     While Jesus was with his disciples, he had instructed them as to how to go forth to gather sheaves for the heavenly garner. They had listened to his discourses; they had heard his daily teaching; they had walked and talked with the Lamb of God who taketh away the sins of the world, and from his daily instruction, they had learned of the Master how to work for the elevation of humanity. Jesus had looked upon the fields, and had said to his disciples. "The harvest truly is plenteous, but the laborers are few; pray ye therefore the Lord of the harvest, that he will send forth laborers into his harvest." "And when he had called his twelve disciples, he gave them power against unclean spirits, to cast them out, and to heal all manner of sickness and all manner of disease. . . . These twelve Jesus sent forth, and commanded them, saying, Go not into the way of the Gentiles, and into any city of the Samaritans enter ye not." They were to go where Christ himself had been, where he had made friends in the cities of Judea. In fulfilling his command, for the first time they were alone in the work, and without the Master. How many times did they long to have a few words with Jesus. How much they wanted to have his counsel and sympathy in the different cases that were brought to their attention. He had given them power to glorify God, to heal the sick, to cast out devils, to preach the glad tidings of salvation to the poor. But they were to go to "the lost sheep of the house of Israel." The time had not yet come to go to the Gentiles and to the Samaritans, and if they had first preached the gospel to these, they would have lost their influence among the Jews who were first to hear the message of God.    

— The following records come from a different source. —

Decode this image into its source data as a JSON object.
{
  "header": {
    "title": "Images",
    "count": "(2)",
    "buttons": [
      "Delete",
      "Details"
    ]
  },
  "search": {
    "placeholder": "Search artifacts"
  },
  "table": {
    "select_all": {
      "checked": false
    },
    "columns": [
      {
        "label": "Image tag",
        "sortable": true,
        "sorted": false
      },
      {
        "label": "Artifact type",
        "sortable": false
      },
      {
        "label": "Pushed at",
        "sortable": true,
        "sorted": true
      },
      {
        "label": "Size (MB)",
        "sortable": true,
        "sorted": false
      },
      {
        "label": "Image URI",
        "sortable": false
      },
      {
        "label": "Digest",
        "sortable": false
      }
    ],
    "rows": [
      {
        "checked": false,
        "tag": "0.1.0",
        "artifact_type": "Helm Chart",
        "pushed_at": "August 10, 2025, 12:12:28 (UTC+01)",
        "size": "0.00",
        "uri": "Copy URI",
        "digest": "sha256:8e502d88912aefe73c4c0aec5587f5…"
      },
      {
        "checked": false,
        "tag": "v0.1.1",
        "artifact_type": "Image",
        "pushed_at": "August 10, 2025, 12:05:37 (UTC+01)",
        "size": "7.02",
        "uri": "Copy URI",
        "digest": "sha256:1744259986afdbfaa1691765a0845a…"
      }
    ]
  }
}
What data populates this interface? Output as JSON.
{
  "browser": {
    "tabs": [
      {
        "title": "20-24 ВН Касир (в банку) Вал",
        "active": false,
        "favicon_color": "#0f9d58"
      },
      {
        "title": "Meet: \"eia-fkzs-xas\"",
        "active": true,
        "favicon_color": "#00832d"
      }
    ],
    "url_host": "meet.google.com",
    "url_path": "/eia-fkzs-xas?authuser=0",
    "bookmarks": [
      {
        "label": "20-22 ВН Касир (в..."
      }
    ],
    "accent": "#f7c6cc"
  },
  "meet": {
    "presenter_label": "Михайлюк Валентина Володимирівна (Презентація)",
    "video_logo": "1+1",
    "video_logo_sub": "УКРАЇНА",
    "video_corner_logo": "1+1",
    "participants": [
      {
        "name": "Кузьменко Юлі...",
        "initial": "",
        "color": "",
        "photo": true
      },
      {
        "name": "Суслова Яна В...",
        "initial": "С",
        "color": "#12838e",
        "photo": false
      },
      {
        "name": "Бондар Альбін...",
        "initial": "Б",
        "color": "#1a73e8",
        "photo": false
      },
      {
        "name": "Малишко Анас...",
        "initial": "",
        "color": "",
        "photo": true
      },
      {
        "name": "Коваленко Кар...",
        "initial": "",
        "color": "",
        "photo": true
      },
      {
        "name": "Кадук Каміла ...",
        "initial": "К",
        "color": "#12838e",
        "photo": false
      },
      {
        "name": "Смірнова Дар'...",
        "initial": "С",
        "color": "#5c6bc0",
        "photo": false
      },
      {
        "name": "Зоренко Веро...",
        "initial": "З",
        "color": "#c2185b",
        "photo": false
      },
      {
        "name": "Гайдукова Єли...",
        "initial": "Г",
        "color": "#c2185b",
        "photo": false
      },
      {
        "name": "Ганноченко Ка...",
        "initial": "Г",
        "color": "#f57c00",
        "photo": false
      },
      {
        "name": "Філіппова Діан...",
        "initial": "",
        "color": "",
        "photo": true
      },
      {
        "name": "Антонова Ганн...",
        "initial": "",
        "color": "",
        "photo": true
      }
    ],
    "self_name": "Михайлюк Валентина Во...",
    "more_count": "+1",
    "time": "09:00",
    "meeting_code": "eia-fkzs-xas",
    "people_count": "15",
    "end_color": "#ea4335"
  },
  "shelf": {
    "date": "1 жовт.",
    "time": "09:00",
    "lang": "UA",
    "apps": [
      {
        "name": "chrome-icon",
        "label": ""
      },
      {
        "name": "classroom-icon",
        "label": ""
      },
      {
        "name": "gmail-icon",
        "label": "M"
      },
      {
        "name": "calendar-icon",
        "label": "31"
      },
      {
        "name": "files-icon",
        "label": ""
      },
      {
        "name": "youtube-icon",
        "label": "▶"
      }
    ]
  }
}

     Among the children of Israel there were many who were hungering and thirsting for light and knowledge, and Jesus sent forth his disciples two and two, that they might bring the tiding of his love to these longing hearts. Why is it that we have departed from the method of labor which was instituted by the great Teacher? Why is it that the laborers in his cause today are not sent forth two and two?

 RH, April 19, 1892